Recognizing that even movie reviewers need time off in the summer, the gods of cinema gave us Absolutely Fabulous, a movie that couldn’t be any easier to review. It requires only two things:
1. A statement as to whether fans will like it (they will), couched in a warning that if you’ve previously never seen the show, this may not be the place to start. Not because there’s any back-story to catch up with, but because it’s a bit of an acquired taste, especially for American audiences who aren’t used to how gleefully mean British sitcoms can be. (The ones that are shown on PBS are the exception.)
2, A cursory rundown of what, in another film, would be called the plot, padded out with examples from AbFab creator/writer/co-star Jennifer Saunders’s bottomless bag of gags. As they have been since the show debuted in 1992, Edina (Saunders) and Patsy (Joanna Lumley, whose agelessness has been used as a ghoulish joke since at least the last episodes of AbFab in 2012) are bottom feeders in the British fashion industry. Nominally Eddy is a PR agent and Patsy a magazine editor, but they have long perfected the art of having others do their work for them, leaving them free to drink, take drugs, and spend money 24-7.
As happens periodically on the show, their source of funding dries up. In this case, Eddy’s ex Marshall (Christopher Ryan, whom you may remember as Mike “The Cool Person” on The Young Ones) is cutting them off so as to fund his new life as a woman. (“At least your feet are small—you’ll be able to get shoes,” comments Patsy in a rare moment of empathy.)
Giving that Eddy’s last remaining client is Lulu (if you’re not an Anglophile this just isn’t going to work for you), she sets out find a superstar client. This being a world where Kate Moss still matters—to be fair, it’s also the only one where she ever did—the news that the model is looking for new representation is a godsend to Eddy. By which token, accidentally killing Moss is a one-way ticket to pariahville.

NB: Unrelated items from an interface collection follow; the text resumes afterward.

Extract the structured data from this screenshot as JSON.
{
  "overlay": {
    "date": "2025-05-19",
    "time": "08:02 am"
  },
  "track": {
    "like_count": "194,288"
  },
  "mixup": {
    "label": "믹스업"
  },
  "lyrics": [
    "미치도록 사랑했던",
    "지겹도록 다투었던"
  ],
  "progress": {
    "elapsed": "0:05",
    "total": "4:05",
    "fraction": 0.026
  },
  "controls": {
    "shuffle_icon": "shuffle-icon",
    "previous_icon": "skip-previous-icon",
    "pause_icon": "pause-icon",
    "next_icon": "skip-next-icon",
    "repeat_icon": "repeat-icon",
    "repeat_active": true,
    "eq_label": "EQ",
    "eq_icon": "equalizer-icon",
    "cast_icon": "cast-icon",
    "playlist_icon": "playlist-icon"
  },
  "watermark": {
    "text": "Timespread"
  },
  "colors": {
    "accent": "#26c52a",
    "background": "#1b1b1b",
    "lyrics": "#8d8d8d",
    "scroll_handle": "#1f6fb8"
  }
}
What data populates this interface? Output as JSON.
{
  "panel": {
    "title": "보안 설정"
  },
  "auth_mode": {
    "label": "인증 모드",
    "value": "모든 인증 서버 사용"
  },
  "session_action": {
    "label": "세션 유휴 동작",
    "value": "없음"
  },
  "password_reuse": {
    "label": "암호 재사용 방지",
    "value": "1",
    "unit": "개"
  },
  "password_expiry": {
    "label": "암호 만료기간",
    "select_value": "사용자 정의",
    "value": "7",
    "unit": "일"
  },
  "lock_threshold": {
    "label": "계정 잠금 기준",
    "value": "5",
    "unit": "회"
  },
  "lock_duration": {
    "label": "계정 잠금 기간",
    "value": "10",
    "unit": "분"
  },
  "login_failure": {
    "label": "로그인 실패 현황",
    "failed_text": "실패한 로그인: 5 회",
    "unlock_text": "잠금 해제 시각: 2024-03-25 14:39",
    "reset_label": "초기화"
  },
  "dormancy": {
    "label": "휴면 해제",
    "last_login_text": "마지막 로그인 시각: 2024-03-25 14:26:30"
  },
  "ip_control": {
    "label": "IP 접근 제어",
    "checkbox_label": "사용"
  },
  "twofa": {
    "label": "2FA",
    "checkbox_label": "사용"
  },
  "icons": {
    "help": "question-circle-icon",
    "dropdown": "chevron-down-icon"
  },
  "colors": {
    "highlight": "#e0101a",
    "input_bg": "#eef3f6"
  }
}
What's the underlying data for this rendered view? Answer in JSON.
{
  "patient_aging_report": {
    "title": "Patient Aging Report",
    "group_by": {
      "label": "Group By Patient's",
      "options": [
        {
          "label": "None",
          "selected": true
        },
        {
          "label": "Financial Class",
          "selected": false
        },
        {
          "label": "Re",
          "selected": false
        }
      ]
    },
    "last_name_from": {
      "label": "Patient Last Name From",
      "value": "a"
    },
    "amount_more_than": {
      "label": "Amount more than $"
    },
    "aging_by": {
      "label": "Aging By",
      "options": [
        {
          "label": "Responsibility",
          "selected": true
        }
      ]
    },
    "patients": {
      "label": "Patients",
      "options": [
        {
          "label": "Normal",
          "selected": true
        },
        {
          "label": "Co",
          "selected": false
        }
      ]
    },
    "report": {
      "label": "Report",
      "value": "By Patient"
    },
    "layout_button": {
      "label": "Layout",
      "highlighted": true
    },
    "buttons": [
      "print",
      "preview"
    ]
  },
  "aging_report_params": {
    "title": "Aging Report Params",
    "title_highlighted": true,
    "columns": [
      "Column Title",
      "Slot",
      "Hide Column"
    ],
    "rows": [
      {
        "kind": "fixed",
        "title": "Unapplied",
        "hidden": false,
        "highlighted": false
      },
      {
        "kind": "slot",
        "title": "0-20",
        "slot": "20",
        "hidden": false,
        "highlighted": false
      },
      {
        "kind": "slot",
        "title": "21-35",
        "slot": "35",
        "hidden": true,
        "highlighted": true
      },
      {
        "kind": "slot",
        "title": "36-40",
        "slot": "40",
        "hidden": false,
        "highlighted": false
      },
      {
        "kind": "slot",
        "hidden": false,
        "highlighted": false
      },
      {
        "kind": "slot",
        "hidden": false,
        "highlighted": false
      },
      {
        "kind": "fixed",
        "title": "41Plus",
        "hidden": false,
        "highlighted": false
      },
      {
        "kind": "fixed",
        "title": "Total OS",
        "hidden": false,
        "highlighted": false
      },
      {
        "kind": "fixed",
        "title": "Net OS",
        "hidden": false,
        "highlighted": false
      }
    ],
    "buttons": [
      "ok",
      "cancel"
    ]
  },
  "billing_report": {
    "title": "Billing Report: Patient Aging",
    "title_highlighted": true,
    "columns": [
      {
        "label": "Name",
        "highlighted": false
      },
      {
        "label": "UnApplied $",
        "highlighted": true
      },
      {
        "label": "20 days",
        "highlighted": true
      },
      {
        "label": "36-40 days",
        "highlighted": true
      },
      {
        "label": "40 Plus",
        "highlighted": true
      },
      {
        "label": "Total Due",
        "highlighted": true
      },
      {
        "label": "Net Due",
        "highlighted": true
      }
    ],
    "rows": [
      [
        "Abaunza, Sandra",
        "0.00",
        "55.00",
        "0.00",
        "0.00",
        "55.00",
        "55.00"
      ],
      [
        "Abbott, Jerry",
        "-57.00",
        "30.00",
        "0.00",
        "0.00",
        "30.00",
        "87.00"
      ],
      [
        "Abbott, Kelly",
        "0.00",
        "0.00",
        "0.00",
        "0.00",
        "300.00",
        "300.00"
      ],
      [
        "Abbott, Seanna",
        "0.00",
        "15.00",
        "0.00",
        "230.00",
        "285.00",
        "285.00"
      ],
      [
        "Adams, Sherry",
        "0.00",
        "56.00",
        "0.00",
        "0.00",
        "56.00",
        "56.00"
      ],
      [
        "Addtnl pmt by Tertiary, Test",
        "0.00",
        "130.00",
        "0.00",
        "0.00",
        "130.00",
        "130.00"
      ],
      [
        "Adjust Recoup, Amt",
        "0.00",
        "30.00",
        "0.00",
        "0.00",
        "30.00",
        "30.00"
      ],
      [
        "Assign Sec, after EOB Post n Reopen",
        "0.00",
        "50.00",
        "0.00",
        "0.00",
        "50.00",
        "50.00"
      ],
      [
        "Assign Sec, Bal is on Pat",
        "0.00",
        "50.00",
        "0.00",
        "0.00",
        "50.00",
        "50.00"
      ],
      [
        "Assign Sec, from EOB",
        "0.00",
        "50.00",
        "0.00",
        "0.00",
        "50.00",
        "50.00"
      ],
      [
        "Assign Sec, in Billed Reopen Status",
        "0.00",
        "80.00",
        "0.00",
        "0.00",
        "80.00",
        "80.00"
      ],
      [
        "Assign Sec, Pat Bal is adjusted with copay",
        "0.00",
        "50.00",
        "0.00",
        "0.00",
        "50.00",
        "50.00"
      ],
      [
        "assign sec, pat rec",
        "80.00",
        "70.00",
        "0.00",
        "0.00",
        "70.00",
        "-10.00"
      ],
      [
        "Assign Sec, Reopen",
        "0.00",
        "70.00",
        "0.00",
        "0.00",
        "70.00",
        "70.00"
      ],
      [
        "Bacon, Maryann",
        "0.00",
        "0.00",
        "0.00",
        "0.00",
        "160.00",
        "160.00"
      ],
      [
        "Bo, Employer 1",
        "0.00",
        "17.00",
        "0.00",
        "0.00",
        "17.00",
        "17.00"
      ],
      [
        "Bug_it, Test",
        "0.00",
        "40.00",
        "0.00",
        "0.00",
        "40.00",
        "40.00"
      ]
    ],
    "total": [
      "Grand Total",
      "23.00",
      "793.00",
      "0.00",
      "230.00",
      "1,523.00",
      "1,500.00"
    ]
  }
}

If the fashion industry has ever taken offense at Saunders’s lambastings, you wouldn’t know it from this film, which features wall-to-wall cameos from designers and supermodels past and present. Which isn’t to say you have to be au courant to get all the jokes: Shuddering at Patsy’s too-fond memories of a late 1960s dalliance with her dad, Stella McCartney mutters, “And to think we all blamed Yoko.”
All of the original cast is back, including daughter Saffy (Julia Sawalha), the unthanked voice of reason, and assistant Bubble (Jane Horrocks), whose nickname now inspires not only her clothing but her abode, in a gag that arrives late in the film.
And of course there’s the comic chemistry between the two co-stars: Saunders, overweight and graceless, tottering around on shoes that are as altitudinous as they are ugly, leading to any number of uninhibited pratfalls, and Lumley, for whose career AbFab did what Airplane! did for Leslie Nielsen, so monstrously callous that you almost feel bad for laughing at her. Almost, but not quite.